**Brief**
The listing has to be given again in full and exactly.

**Supplied data**
- - - - -
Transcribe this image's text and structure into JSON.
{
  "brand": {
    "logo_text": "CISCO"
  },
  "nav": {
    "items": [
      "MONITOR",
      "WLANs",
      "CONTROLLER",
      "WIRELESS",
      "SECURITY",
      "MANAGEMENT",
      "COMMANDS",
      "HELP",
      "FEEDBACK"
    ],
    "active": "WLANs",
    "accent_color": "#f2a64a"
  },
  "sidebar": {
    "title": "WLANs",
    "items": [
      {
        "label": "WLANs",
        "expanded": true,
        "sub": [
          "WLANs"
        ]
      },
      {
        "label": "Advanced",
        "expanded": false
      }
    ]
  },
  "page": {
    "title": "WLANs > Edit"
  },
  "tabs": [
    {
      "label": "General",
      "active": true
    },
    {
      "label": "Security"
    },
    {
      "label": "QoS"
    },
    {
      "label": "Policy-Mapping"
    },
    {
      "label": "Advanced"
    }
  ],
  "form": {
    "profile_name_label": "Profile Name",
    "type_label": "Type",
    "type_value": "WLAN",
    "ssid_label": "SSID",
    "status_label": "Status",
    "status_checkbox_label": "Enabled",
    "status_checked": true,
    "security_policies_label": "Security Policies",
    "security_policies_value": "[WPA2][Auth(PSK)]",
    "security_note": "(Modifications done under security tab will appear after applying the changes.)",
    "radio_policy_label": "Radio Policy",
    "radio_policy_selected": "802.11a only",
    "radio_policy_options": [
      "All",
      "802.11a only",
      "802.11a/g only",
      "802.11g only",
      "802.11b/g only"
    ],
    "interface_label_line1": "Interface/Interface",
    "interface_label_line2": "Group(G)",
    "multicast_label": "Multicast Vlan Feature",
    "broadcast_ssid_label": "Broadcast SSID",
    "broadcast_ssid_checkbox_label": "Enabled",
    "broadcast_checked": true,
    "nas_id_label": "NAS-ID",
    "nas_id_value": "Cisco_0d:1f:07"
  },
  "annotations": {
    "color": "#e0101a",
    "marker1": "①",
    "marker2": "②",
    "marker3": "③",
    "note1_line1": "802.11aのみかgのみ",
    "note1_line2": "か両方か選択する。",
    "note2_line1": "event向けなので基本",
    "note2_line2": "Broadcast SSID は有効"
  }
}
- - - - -
**Result**
Transcribe this image's text and structure into JSON.
{
  "brand": {
    "logo_text": "CISCO"
  },
  "nav": {
    "items": [
      "MONITOR",
      "WLANs",
      "CONTROLLER",
      "WIRELESS",
      "SECURITY",
      "MANAGEMENT",
      "COMMANDS",
      "HELP",
      "FEEDBACK"
    ],
    "active": "WLANs",
    "accent_color": "#f2a64a"
  },
  "sidebar": {
    "title": "WLANs",
    "items": [
      {
        "label": "WLANs",
        "expanded": true,
        "sub": [
          "WLANs"
        ]
      },
      {
        "label": "Advanced",
        "expanded": false
      }
    ]
  },
  "page": {
    "title": "WLANs > Edit"
  },
  "tabs": [
    {
      "label": "General",
      "active": true
    },
    {
      "label": "Security"
    },
    {
      "label": "QoS"
    },
    {
      "label": "Policy-Mapping"
    },
    {
      "label": "Advanced"
    }
  ],
  "form": {
    "profile_name_label": "Profile Name",
    "type_label": "Type",
    "type_value": "WLAN",
    "ssid_label": "SSID",
    "status_label": "Status",
    "status_checkbox_label": "Enabled",
    "status_checked": true,
    "security_policies_label": "Security Policies",
    "security_policies_value": "[WPA2][Auth(PSK)]",
    "security_note": "(Modifications done under security tab will appear after applying the changes.)",
    "radio_policy_label": "Radio Policy",
    "radio_policy_selected": "802.11a only",
    "radio_policy_options": [
      "All",
      "802.11a only",
      "802.11a/g only",
      "802.11g only",
      "802.11b/g only"
    ],
    "interface_label_line1": "Interface/Interface",
    "interface_label_line2": "Group(G)",
    "multicast_label": "Multicast Vlan Feature",
    "broadcast_ssid_label": "Broadcast SSID",
    "broadcast_ssid_checkbox_label": "Enabled",
    "broadcast_checked": true,
    "nas_id_label": "NAS-ID",
    "nas_id_value": "Cisco_0d:1f:07"
  },
  "annotations": {
    "color": "#e0101a",
    "marker1": "①",
    "marker2": "②",
    "marker3": "③",
    "note1_line1": "802.11aのみかgのみ",
    "note1_line2": "か両方か選択する。",
    "note2_line1": "event向けなので基本",
    "note2_line2": "Broadcast SSID は有効"
  }
}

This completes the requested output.